90 points KM

Available at



Lucente 2016

(Tuscany, Italy) $30

What turns good Tuscan wines into great Tuscan wines in the presence of food? I would argue that it’s the wines’ subtle suggestion of saltiness. It’s not overt or obvious, but once you think about it, you see it—a definite (and delicious) sprinkle of salt. No one knows where this comes from (and of course there’s no actual salt in any wine). But the best Tuscan wines possess this salty sense and it magnifies the flavors of foods served with them. Try this soft, juicy Lucente and you’ll see. The wine itself is a swirl of long woodsy and fresh cherry notes, and is effortless to drink. Lucente (loo-CHEN-tay) is the “little brother” of the famous Tuscan wine Luce (LOO-chay) which costs four times more. It’s a 50/50 blend of merlot and sangiovese. To die for with homemade pasta in Bolognese sauce. (Just a thought). (13.8% abv)

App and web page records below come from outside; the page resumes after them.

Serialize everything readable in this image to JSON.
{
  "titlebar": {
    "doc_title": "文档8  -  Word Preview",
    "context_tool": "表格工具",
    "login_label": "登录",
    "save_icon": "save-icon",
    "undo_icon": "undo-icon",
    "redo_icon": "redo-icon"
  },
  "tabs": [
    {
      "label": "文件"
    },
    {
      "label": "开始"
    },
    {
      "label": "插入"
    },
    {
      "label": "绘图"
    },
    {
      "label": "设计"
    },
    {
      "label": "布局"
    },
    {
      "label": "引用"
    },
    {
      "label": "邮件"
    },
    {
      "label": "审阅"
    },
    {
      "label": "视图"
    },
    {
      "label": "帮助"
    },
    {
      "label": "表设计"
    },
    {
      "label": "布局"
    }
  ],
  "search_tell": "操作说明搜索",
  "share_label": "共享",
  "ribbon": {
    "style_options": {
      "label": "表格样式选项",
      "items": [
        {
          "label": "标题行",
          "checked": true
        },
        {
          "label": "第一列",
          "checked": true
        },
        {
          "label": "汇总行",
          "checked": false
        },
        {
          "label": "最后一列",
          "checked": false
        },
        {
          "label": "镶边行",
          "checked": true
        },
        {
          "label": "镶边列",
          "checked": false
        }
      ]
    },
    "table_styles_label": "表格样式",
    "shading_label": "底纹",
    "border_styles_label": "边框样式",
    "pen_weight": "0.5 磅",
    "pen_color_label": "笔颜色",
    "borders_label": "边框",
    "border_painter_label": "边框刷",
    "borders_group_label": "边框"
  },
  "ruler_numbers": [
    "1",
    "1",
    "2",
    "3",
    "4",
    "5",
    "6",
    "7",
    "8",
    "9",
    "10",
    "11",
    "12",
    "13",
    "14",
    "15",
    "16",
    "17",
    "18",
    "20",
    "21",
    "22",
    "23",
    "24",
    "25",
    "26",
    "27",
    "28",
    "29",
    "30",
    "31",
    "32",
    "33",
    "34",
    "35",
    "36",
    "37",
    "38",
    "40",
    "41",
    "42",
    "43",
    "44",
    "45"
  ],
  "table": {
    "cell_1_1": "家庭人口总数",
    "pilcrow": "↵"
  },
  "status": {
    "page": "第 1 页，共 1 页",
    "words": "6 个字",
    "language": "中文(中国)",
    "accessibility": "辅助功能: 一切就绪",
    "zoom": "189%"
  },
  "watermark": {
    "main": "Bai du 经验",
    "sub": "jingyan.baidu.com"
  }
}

90 points KM

Available at



Vermentino 2017

(Tuscany, Italy) $13

What can you get for $13? Occasionally a helluva lot. Tuscan vermentino is one of my favorite summertime white wines, and this one’s downright terrific—a cold lively wave of delicious flavor (and under $15!). Vermentinos have a pure citrusy, salty-air freshness to them that reminds me of being on a beach in the Mediterranean. Grilled shrimp? Caesar salad? Just about any food that’s great in summer will be great with this. Stock up. (13% abv)

89 points KM

Available at



“Molly Chappellet” Chenin Blanc 2018

(Napa Valley, California) $38

This wine is as lively and elegant as the woman it’s named for. With its unfussy, delicious freshness, its pure summer in a glass. Before the 1960s, chenin blanc was one of the leading white varieties in the Napa Valley. Now most of it has been pulled out. But Molly Chappellet wisely insisted that the family continue to tend their old mountain chenin vines. And the result is this lovely white year after year. The wine isn’t a bit heavy, but it has a kind of melodic richness that’s very satisfying. (14.1% abv)

90 points KM

Available at